I would assume that you probably know who Odd Future is by now, and if you don’t know who they are, then I would assume you’ve been living under a rock for the past five years. Tyler, The Creator dropped his third album, Wolf, today, and you can say I’ve been looking forward to it. I listened to both Bastard and Goblin a ton, and Wolf will also be getting regular rotation from me. Tyler’s music seems to get better the more I listen to it. I’ll admit the first time I heard “Bastard” I didn’t really like it, but the more I listened to it the more I liked it.
Odd Future is known for having graphic material in their songs; Bastard and Goblin both had a lot of songs about murder and rape, and while Wolf definitely has it’s fair share of outrageous lyrics, Tyler has toned it down a little bit. He has definitely moved away from the ridiculous shock raps and the “fuck everybody” punk attitude. The themes that show up on Wolf include dealing with fame and success, girl problems, having an absent father, and his career thus far. His flows are all pretty nice on this album. When it comes to the beats, Tyler has stepped his production game up – a lot. The whole album is entirely produced by him, and the beats sound great. His production style is very unique and he’s definitely created his own sound.
The single off the album “Domo 23” has Tyler bragging over mischievous horns, while the following track “Answer” is much darker with Tyler longing for his late grandmother and absent father over a relaxed guitar track and bright organs. “IFHY” is one of my favorite songs on this album. Tyler talks about his conflicted love interest over a dark organ track which evolves into electric synthesizers while the darkness is continued in the bass and drums. “Rusty” is the standout track on this album. The beat almost sounds like something RZA would’ve done in the 90’s, and Tyler’s verse is on point. He basically gives all of his critics a big “fuck you” and finishes off his verse with “Fuck buying studio time, I’ma go purchase a shrink/ record the session and send all you motherfuckers a link”.

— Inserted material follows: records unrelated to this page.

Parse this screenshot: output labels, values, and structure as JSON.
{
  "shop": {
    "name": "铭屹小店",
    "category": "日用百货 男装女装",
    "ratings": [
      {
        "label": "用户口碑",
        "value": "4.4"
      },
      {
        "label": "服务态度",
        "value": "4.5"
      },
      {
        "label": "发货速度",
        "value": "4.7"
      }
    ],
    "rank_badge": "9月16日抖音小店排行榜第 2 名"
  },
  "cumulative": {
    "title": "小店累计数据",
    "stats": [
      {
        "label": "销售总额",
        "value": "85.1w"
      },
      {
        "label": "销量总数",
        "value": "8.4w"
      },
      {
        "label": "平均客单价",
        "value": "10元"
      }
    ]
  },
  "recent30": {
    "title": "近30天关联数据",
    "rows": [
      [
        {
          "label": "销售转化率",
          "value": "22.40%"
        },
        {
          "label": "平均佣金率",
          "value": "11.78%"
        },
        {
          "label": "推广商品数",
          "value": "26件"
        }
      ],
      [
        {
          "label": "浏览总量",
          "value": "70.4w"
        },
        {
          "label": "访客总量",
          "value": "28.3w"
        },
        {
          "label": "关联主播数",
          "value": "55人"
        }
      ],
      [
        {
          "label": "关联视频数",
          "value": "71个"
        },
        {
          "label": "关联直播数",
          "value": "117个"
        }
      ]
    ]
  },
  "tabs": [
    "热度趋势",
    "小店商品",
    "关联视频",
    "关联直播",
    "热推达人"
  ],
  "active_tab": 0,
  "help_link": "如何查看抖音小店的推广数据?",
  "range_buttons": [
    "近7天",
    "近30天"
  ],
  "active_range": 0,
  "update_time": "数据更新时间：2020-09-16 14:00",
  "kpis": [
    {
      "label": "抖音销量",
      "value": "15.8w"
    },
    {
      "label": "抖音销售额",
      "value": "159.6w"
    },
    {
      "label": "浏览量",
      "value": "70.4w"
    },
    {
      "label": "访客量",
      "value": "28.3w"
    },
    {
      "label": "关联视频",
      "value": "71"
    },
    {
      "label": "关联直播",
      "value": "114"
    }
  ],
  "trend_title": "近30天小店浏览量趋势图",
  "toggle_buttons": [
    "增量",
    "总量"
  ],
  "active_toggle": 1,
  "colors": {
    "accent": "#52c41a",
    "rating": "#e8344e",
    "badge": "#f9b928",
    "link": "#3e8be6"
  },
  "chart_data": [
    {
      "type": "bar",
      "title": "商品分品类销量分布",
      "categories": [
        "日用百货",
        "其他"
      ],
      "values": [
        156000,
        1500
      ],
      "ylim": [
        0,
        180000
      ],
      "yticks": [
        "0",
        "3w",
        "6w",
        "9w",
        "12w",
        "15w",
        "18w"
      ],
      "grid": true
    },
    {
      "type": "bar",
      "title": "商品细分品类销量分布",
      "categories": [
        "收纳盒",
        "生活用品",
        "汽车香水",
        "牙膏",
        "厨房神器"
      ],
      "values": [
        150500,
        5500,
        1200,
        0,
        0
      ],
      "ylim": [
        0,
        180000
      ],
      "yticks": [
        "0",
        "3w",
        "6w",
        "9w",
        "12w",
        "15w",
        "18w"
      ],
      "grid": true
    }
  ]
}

While Tyler’s production is better than it’s ever been, his rhyming hasn’t really gotten any better. He’s definitely not a bad rapper, and it’s good that he’s moved away from the rape and murder, but his rhymes aren’t any better than they were on Goblin. With that being said the album still has some of the best songs he’s ever written. There are several tracks really dive deep into his personal matters, and “Rusty” is one of his best lyrical performances to date.
Overall, Wolf is a beautiful sounding album. The production is beyond great, and rather than venting his anger like Bastard or Goblin, Tyler has opened the doors to show off the talent behind his music.